* _TASK ITEM_: Filter by the string "Number": return the lines of the material that contain it.

* _INFORMATION GIVEN_:
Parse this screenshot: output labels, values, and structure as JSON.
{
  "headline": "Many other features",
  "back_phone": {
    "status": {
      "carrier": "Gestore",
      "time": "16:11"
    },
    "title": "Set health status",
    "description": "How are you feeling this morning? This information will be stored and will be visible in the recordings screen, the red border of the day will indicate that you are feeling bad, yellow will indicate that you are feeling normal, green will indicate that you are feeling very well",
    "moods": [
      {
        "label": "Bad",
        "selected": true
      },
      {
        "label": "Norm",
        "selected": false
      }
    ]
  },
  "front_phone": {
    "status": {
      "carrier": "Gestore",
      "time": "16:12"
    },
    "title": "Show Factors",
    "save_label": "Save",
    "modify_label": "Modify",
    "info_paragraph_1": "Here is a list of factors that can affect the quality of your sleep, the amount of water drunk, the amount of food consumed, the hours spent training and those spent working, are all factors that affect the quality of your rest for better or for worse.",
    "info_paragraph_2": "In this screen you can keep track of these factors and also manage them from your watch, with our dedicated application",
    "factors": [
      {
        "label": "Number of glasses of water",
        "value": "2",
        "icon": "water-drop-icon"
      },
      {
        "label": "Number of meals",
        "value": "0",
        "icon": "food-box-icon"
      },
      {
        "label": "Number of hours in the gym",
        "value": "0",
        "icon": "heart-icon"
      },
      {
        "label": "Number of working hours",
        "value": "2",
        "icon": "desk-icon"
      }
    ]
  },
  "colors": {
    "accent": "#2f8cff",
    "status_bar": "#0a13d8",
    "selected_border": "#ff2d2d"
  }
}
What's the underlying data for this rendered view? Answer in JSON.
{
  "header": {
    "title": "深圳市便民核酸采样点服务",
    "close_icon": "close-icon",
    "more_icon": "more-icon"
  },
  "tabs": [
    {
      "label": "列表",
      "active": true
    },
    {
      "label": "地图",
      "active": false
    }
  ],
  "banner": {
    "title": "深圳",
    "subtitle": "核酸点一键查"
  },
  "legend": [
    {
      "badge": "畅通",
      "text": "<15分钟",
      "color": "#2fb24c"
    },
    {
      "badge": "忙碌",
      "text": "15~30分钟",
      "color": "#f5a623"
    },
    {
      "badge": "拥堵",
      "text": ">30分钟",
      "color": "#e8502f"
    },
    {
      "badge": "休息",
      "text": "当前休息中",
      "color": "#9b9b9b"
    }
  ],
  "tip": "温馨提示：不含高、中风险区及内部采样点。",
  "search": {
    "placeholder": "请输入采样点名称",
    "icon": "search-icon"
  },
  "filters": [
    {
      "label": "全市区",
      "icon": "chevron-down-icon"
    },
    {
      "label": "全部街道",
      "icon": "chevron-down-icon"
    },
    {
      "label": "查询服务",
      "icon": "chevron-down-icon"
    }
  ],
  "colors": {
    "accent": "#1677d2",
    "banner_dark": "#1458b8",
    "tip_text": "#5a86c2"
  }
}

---

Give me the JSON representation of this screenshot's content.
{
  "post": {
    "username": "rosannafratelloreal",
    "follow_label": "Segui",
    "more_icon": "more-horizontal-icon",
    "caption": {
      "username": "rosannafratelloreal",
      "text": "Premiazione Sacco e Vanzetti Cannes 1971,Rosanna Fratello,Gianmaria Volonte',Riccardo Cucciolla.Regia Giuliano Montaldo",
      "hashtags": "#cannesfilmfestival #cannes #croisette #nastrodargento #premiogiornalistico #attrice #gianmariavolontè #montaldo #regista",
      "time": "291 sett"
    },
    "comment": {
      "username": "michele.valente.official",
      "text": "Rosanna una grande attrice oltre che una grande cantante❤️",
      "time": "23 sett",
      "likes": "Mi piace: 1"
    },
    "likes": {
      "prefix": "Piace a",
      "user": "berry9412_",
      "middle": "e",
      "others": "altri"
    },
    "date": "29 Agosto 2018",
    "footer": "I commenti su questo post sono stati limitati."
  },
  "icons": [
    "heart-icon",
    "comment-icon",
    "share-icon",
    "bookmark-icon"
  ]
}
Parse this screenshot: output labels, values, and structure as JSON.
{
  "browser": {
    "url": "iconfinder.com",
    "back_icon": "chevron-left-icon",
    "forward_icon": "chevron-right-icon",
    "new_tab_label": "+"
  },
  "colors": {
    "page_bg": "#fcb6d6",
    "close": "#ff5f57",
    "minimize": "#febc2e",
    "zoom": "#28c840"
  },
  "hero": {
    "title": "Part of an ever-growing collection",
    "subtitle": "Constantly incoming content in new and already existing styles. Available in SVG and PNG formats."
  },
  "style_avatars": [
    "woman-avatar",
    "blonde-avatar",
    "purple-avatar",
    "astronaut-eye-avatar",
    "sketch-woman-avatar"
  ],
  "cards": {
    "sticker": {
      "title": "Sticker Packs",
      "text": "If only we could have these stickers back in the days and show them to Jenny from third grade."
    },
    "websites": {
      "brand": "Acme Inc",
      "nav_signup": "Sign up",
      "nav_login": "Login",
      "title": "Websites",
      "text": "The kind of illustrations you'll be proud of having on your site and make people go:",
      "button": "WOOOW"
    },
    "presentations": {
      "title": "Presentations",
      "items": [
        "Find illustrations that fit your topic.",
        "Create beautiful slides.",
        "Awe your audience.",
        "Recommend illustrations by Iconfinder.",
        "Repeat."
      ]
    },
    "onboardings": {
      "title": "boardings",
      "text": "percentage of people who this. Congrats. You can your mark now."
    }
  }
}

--

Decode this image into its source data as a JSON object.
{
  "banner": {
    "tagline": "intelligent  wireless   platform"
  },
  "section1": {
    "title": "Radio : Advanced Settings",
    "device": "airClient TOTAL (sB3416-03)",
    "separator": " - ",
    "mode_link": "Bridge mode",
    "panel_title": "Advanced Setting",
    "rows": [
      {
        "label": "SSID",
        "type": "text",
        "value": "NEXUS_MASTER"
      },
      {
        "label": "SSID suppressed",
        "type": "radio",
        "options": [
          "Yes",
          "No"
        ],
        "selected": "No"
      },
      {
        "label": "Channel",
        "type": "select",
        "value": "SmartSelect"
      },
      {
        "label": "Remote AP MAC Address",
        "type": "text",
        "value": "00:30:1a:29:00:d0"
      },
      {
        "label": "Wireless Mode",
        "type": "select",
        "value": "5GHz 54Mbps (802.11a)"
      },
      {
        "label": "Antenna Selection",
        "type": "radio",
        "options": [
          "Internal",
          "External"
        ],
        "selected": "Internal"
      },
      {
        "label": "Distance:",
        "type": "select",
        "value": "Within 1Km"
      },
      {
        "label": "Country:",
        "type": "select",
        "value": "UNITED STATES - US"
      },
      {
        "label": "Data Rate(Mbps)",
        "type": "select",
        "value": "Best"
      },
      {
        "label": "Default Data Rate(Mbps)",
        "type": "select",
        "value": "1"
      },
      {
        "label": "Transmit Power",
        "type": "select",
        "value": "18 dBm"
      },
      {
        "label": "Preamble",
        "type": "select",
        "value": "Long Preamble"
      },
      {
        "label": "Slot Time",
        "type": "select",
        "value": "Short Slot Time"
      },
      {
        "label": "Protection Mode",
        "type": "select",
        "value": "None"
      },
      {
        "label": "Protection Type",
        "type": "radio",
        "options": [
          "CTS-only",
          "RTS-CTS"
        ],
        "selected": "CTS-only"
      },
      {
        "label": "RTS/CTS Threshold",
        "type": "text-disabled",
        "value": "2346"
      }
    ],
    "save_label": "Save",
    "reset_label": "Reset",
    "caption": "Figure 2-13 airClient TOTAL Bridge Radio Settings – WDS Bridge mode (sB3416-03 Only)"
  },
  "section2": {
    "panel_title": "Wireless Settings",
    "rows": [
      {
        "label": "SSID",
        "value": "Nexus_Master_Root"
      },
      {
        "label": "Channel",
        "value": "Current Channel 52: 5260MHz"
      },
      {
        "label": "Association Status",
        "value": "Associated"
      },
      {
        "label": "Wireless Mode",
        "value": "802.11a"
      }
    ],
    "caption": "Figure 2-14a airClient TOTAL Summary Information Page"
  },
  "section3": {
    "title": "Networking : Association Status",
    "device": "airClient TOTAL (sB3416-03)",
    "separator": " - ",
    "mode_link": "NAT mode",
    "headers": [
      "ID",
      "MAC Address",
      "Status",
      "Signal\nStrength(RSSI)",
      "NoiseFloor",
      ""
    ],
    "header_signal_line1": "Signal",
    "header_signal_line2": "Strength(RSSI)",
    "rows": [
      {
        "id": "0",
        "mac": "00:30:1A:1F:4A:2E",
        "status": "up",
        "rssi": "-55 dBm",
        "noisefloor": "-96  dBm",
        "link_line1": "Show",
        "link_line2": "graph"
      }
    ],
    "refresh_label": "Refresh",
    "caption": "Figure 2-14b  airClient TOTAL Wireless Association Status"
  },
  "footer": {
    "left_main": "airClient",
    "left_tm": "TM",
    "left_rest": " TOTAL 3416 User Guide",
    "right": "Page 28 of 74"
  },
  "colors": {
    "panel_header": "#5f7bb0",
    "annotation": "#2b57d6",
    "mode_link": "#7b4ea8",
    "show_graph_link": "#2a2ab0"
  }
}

* _EXERCISE ANSWER_:
        "label": "Number of glasses of water",
        "label": "Number of meals",
        "label": "Number of hours in the gym",
        "label": "Number of working hours",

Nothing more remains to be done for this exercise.